Policy Space and Policy Autonomy under the WTO: A Comparison of Post-Crisis Industrial Policies in Brazil and the US

Ada Bogliolo Piancastelli Siqueira and Julia Cadaval Martins


Legal scholars engaged with the Law and Development literature usually propose two subtypes of scholarship. One type looks at a given law and tries to fix it, assuming that there is a positive relationship between law and socio-economic change. The second type of scholarship challenges the assumptions about the nature of the relationship between law and socio-economic change. This paper is situated in the second group. By analyzing domestic and international legal regimes and how they relate to domestic and international economic policy, this article addresses the disparities between the relative capacities of countries in different developmental trajectories to innovate in terms of industrial policies. This paper offers a distinction between the concepts of policy space and policy autonomy within the World Trade Organizations’ legal framework that reflects how countries with different regulatory traditions interact with the world trade regime. Focusing on the industrial policies implemented by the United States and Brazil in the period after the 2007–2009 economic crisis, it compares the room for policy space and policy autonomy under the WTO regime.
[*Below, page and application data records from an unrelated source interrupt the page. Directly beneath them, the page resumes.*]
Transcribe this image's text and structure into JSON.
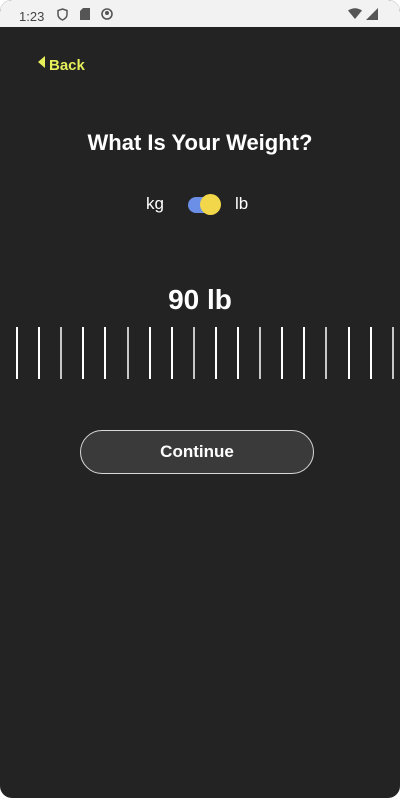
{
  "status_bar": {
    "time": "1:23",
    "left_icons": [
      "shield-icon",
      "sd-card-icon",
      "notification-icon"
    ],
    "right_icons": [
      "wifi-icon",
      "cellular-signal-icon"
    ]
  },
  "nav": {
    "back_label": "Back"
  },
  "screen": {
    "title": "What Is Your Weight?"
  },
  "units": {
    "left": "kg",
    "right": "lb",
    "selected": "lb"
  },
  "weight": {
    "display": "90 lb",
    "value": 90,
    "unit": "lb"
  },
  "actions": {
    "continue_label": "Continue"
  },
  "colors": {
    "background": "#232323",
    "accent": "#e6ef5a",
    "toggle_track": "#6b8fe6",
    "toggle_knob": "#f2d74a"
  }
}
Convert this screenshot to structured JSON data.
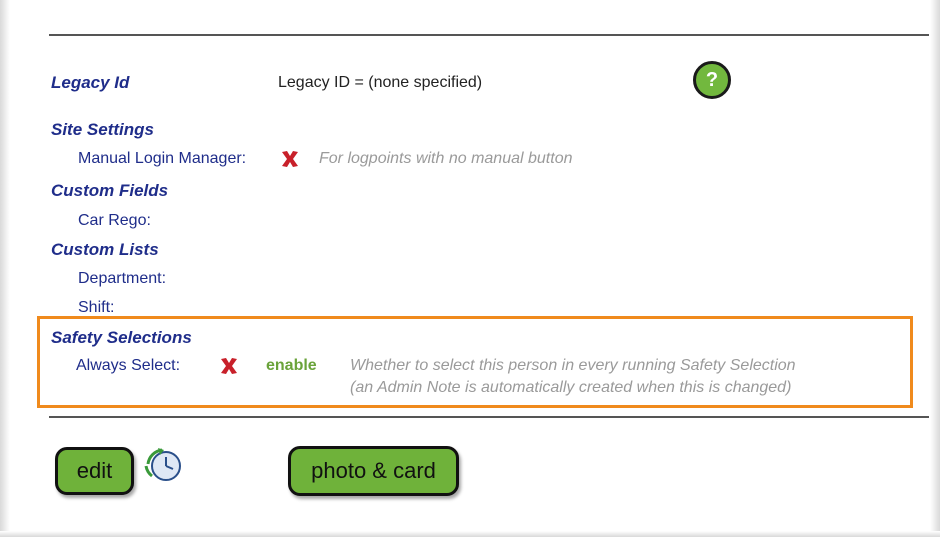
{
  "legacy": {
    "heading": "Legacy Id",
    "value": "Legacy ID = (none specified)",
    "help_glyph": "?"
  },
  "site_settings": {
    "heading": "Site Settings",
    "manual_login_label": "Manual Login Manager:",
    "manual_login_value_icon": "red-x-icon",
    "manual_login_hint": "For logpoints with no manual button"
  },
  "custom_fields": {
    "heading": "Custom Fields",
    "items": [
      {
        "label": "Car Rego:"
      }
    ]
  },
  "custom_lists": {
    "heading": "Custom Lists",
    "items": [
      {
        "label": "Department:"
      },
      {
        "label": "Shift:"
      }
    ]
  },
  "safety_selections": {
    "heading": "Safety Selections",
    "always_select_label": "Always Select:",
    "always_select_value_icon": "red-x-icon",
    "enable_link": "enable",
    "hint_line1": "Whether to select this person in every running Safety Selection",
    "hint_line2": "(an Admin Note is automatically created when this is changed)"
  },
  "buttons": {
    "edit_label": "edit",
    "photo_card_label": "photo & card"
  },
  "colors": {
    "heading_blue": "#1f2d8a",
    "button_green": "#6fb23a",
    "enable_green": "#6aa33a",
    "highlight_orange": "#f08a1c",
    "x_red": "#c8202a"
  }
}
Published Online: 2015-7-22
Published in Print: 2015-12-1

©2015 Law and Development Review